===== Material shown =====

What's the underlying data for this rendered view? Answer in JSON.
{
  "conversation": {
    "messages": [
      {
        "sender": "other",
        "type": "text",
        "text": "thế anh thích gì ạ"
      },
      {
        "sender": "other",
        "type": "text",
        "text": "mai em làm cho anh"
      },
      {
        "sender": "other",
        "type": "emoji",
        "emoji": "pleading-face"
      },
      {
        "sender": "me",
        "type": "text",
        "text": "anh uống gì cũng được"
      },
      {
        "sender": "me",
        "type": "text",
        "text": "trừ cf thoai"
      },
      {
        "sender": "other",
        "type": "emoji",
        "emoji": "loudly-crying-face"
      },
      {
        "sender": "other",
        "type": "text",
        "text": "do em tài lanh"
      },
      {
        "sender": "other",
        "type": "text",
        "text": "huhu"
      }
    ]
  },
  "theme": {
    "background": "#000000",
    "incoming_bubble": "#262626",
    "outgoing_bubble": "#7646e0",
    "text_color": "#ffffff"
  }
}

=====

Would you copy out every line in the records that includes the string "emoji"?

Exercise solution
        "type": "emoji",
        "emoji": "pleading-face"
        "type": "emoji",
        "emoji": "loudly-crying-face"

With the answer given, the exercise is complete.